Shooting Stars is just a phenomenally—
Thank you; I’m incredibly proud of it.
–successful program. You have to turn down kids, because so many people want to audition for Shooting Stars.
That’s right. They are the future of theater in Honolulu, and I’m incredibly proud of them. We do training; we do vocal training, we do tap and jazz dance training. But I have always felt strongly that the way you learn theater, the way you learn to perform is going out and performing. You know, we’ve taken them twice now to New York to study and to perform. And the last time that we did it, we played a small off Broadway theater, for one performance only. You know, I think because I’m around them all the time and they mean so much to me, I am maybe not entirely objective. But in this off Broadway theater, the management said, We can’t believe how talented these children are, and how respectful they are, and how well-behaved they are, and how much they know about theater etiquette. So, it was nice to know from professionals living in New York that we’ve got something special with this group, and we’re onto something special. It has changed a lot of children’s lives.

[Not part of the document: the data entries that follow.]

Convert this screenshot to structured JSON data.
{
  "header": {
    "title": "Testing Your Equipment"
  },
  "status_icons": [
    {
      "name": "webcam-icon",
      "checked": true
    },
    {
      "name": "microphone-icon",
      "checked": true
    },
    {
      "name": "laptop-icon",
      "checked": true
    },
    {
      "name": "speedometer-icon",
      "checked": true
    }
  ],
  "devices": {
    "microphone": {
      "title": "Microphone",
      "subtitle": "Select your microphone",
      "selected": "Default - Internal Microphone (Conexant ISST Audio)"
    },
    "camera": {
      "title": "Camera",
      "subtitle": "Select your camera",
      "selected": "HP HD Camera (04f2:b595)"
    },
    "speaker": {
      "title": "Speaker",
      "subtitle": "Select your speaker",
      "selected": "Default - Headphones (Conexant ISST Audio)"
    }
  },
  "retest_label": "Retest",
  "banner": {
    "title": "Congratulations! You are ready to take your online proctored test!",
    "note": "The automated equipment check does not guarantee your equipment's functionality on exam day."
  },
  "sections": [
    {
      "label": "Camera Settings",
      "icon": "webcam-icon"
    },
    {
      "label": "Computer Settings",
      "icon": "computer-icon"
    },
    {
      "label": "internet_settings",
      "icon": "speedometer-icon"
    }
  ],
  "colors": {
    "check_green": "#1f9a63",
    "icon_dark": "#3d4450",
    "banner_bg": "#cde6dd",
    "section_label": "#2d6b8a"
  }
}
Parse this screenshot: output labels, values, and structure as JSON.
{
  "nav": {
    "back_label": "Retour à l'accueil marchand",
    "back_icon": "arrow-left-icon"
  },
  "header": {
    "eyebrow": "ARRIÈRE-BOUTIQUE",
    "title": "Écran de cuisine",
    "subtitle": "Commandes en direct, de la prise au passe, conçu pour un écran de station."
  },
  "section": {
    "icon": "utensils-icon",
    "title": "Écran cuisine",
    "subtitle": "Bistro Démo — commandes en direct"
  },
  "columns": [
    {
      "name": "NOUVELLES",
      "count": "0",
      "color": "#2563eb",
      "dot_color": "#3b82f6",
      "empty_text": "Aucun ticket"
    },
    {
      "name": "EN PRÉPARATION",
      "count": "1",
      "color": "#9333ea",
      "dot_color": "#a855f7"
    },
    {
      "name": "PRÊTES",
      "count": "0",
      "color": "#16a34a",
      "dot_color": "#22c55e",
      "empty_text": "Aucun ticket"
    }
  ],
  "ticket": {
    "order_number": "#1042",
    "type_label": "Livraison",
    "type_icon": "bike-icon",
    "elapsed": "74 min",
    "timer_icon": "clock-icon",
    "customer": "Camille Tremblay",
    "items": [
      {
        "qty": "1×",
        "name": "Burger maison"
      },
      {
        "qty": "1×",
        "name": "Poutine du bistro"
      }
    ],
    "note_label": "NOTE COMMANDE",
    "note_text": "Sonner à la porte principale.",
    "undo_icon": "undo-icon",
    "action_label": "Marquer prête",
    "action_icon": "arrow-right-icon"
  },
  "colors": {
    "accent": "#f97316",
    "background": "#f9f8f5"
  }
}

While John Rampage has had a positive effect on the lives of many of Hawaii’s children, he never had a child of his own, until a friend approached him with a proposition.
It kind of came out of left field; it wasn’t something I was expecting. But through a friend who was looking on behalf of her friend for someone who was willing to not just be a donor, but to be morally the father, to be there when the child needed a father. And that was what appealed to me about it. I liked that they were thinking far enough ahead to say, Someday, he’s going to need to know that he has a father, or to be able to tell people, I have a father. I actually never expected it, but it’s one of the things I’m proudest of. And it really did change my life. He’s going to be fifteen in November. He lives in Albuquerque, New Mexico with his mother. Very artistic, but not theatrical. He is obsessed with filming and video, and putting together movies. And his other passion is chess. He loves to compete in chess tournaments; it’s his obsession.
That’s right brain, left brain action, it sounds like.
May I ask why he doesn’t live in the same state?
He’s with his mother and her partner.
So, he has two parents, but you’re the father.
But I’m the father.
I see. Has it been really interesting to see what he looks like as he goes along and what his talents are?
He looks so much like me. We have a lot of similarities; our likes are very, very similar. He has a pet snake, and that part, I wasn’t so sure about. But on other issues, like [CHUCKLE] he’s fifteen now, and he was asked what he wanted for Christmas last year. He said, A suit and tie. And I went, Yeah, he’s my kid.
He’s definitely my kid. That sounds like something I would have said at fifteen, too.
At the time of this conversation in 2014, John Rampage had overseen nearly ninety productions at Diamond Head Theater, and he’d won forty-four Pookela Awards for his performances, directing, and choreography. Mahalo to John Rampage for changing people’s lives through the magic of theater. And mahalo to you for joining us. For PBS Hawaii and Long Story Short, I’m Leslie Wilcox. A hui hou.
For audio and written transcripts of all episodes of Long Story Short with Leslie Wilcox, visit PBSHawaii.org. To download free podcasts of Long Story Short with Leslie Wilcox, go to the Apple iTunes Store or visit PBSHawaii.org.
I really depend on my few non-theater friends to give me a reality check, that life away from the theater is very different than it is on stage, or working back stage. Because I think sometimes, in a creative atmosphere like that, you tend to lose sight of what life is like in the real world and what priorities really are.
That if the shoes are red, the costume shoes are red instead of blue, it isn’t the end of the world.